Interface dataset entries
——————

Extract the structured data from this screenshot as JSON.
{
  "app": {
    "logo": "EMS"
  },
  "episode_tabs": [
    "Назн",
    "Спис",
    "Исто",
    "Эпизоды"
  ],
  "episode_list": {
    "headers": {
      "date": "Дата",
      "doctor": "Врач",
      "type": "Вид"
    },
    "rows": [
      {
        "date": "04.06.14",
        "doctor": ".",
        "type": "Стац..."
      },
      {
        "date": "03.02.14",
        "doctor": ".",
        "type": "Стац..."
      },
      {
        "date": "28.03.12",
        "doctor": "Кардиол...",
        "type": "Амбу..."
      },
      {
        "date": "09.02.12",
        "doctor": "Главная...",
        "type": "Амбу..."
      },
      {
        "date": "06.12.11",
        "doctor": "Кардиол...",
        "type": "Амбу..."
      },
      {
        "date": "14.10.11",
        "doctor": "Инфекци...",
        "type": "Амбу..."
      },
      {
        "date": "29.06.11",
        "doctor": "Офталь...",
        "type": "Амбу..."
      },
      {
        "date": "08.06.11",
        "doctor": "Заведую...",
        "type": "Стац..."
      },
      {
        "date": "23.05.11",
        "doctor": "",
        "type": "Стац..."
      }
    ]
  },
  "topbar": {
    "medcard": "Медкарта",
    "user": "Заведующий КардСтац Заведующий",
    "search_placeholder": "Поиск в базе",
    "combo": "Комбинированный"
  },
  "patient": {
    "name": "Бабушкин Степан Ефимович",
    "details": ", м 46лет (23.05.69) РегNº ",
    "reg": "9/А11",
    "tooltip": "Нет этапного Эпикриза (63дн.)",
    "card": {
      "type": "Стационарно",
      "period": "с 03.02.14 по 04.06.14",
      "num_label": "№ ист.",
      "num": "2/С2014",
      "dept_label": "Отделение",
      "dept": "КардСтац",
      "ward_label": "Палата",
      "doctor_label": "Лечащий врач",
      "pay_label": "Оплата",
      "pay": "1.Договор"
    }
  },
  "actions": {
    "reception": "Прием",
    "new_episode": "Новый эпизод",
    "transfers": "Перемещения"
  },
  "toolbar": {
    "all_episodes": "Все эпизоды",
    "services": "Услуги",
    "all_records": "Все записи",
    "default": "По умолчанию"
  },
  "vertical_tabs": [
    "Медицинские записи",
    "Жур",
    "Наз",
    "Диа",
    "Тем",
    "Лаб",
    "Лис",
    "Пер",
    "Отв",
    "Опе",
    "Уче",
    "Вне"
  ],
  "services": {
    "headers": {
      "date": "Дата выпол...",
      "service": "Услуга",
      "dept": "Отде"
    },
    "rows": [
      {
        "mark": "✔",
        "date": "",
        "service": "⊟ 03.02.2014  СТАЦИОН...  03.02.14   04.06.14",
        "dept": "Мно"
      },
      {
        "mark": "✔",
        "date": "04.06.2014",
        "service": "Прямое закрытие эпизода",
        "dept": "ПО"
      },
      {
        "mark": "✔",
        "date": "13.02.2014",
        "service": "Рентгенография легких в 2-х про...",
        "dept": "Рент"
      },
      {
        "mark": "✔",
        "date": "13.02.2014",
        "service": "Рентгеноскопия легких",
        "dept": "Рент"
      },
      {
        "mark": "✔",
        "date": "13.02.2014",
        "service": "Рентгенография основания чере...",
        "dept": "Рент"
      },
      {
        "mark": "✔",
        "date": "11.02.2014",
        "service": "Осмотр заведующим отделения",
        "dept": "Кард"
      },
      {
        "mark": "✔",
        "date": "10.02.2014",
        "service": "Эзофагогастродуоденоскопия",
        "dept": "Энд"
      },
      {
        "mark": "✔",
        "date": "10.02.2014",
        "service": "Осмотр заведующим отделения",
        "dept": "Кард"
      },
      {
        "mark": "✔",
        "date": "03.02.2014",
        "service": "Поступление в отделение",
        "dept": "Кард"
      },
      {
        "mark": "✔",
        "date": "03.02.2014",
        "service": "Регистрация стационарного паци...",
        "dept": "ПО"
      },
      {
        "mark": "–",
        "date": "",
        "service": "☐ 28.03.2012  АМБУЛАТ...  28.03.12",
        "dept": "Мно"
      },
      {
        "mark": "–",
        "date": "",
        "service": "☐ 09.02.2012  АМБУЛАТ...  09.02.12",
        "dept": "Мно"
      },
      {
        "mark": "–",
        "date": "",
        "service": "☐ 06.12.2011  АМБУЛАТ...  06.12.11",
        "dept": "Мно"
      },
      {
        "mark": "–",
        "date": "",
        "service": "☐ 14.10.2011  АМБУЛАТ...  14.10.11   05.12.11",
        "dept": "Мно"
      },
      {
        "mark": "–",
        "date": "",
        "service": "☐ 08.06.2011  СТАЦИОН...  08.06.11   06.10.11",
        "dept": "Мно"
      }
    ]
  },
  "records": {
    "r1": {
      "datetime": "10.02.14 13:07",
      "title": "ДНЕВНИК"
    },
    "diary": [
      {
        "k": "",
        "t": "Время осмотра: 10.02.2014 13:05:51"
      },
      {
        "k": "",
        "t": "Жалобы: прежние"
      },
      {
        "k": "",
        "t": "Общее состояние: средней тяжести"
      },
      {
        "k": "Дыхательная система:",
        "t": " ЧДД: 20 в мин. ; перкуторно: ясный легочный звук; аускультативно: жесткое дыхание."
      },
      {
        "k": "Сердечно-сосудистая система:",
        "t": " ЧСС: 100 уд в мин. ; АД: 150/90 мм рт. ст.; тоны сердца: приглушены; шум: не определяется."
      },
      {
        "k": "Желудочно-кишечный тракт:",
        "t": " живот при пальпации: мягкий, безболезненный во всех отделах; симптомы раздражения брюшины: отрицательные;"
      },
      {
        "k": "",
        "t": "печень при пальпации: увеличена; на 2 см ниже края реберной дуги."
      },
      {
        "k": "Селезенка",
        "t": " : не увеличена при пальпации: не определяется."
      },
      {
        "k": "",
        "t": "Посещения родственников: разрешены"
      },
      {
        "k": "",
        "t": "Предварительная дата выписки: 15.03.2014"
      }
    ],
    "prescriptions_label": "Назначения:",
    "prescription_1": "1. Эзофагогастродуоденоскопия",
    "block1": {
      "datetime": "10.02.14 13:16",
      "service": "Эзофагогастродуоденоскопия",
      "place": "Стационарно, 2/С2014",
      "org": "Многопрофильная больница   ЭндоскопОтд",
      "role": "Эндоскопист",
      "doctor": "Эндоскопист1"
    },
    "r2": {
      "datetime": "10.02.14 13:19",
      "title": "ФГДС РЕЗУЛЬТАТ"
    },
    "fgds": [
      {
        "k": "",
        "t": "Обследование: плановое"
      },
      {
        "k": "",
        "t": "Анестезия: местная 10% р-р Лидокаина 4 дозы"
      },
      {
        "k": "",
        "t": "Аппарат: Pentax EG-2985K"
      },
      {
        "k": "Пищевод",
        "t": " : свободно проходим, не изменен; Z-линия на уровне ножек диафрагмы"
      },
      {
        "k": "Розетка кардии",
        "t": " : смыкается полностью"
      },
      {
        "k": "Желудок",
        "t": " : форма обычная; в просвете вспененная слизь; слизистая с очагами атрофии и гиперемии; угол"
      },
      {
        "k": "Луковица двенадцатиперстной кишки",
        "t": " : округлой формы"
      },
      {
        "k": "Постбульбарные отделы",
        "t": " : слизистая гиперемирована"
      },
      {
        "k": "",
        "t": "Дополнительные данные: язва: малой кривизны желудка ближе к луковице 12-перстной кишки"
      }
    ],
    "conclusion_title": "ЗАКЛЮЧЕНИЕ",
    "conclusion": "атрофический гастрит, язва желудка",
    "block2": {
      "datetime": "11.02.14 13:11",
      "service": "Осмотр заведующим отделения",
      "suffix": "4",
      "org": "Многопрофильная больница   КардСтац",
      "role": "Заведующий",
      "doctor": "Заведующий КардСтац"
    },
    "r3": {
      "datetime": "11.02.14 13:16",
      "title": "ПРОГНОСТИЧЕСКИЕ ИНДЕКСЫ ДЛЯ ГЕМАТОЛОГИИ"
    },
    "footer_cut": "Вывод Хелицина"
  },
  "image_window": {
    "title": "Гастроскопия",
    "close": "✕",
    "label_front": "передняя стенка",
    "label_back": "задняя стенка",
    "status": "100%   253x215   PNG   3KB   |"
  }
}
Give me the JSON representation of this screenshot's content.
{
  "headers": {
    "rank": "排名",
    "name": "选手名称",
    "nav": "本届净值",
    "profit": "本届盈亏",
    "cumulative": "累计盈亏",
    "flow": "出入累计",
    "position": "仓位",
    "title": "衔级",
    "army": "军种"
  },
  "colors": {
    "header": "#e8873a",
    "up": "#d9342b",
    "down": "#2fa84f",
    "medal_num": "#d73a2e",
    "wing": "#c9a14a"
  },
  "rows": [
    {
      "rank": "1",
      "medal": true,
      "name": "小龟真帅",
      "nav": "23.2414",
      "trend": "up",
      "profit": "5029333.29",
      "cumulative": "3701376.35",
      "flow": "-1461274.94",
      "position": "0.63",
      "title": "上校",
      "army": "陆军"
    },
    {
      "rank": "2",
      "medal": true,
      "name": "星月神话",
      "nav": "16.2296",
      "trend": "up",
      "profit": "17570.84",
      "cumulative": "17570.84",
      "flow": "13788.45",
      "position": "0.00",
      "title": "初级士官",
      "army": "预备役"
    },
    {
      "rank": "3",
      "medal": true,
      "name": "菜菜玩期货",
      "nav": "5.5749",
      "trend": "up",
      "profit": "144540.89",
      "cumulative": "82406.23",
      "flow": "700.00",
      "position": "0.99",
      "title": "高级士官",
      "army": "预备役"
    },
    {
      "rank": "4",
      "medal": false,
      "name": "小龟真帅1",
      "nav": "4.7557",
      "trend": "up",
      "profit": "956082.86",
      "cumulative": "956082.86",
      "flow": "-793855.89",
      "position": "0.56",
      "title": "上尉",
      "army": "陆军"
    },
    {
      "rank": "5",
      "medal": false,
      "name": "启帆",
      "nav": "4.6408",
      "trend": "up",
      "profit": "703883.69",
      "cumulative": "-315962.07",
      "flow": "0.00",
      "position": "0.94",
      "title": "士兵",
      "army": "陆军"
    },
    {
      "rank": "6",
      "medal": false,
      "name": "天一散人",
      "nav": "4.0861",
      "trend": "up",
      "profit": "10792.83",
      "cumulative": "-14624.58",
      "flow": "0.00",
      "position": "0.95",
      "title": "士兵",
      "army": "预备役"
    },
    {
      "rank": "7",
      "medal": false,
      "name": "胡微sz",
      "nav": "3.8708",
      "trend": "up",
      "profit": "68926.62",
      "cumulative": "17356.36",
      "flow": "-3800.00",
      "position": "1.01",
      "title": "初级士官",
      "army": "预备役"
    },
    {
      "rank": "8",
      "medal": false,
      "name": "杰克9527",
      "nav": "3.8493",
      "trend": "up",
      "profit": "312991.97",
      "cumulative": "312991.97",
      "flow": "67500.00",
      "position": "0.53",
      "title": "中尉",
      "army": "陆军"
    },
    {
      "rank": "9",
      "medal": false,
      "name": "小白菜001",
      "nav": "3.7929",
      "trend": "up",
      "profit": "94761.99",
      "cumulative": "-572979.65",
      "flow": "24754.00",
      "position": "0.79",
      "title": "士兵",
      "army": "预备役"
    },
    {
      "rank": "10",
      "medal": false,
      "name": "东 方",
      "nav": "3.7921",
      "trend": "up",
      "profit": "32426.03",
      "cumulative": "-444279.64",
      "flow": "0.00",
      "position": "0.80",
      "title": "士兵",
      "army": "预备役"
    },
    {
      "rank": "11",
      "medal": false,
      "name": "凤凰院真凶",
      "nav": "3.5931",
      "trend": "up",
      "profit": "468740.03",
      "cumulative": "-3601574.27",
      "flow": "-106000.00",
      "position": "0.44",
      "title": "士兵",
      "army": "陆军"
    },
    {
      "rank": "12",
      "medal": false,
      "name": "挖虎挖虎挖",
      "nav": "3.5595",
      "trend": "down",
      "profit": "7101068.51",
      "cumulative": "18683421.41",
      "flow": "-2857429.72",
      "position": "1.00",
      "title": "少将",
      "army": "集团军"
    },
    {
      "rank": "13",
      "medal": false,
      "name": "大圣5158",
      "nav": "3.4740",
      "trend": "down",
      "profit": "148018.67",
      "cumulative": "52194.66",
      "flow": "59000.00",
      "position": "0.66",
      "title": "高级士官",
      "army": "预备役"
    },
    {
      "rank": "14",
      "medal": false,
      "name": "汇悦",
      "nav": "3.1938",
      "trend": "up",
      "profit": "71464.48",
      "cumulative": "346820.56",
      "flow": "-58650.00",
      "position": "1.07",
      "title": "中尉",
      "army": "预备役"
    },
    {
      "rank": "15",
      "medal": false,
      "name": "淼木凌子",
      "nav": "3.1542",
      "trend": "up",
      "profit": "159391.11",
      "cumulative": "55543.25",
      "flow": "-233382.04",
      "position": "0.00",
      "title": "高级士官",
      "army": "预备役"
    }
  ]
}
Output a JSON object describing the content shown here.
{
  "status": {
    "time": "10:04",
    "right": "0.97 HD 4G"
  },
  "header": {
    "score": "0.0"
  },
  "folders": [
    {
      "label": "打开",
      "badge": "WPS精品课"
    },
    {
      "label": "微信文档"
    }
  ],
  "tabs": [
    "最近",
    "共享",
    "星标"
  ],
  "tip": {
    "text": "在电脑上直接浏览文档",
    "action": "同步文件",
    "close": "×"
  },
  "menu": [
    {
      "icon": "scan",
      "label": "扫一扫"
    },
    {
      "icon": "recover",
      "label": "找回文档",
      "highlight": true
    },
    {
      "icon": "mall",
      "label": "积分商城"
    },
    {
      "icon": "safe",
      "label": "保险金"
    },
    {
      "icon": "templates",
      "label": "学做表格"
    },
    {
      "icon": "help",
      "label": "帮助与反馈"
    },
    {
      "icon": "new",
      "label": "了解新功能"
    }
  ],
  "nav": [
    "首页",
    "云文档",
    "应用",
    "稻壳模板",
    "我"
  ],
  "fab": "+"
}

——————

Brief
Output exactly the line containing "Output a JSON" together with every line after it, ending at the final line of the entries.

Exercise result
Output a JSON object describing the content shown here.
{
  "status": {
    "time": "10:04",
    "right": "0.97 HD 4G"
  },
  "header": {
    "score": "0.0"
  },
  "folders": [
    {
      "label": "打开",
      "badge": "WPS精品课"
    },
    {
      "label": "微信文档"
    }
  ],
  "tabs": [
    "最近",
    "共享",
    "星标"
  ],
  "tip": {
    "text": "在电脑上直接浏览文档",
    "action": "同步文件",
    "close": "×"
  },
  "menu": [
    {
      "icon": "scan",
      "label": "扫一扫"
    },
    {
      "icon": "recover",
      "label": "找回文档",
      "highlight": true
    },
    {
      "icon": "mall",
      "label": "积分商城"
    },
    {
      "icon": "safe",
      "label": "保险金"
    },
    {
      "icon": "templates",
      "label": "学做表格"
    },
    {
      "icon": "help",
      "label": "帮助与反馈"
    },
    {
      "icon": "new",
      "label": "了解新功能"
    }
  ],
  "nav": [
    "首页",
    "云文档",
    "应用",
    "稻壳模板",
    "我"
  ],
  "fab": "+"
}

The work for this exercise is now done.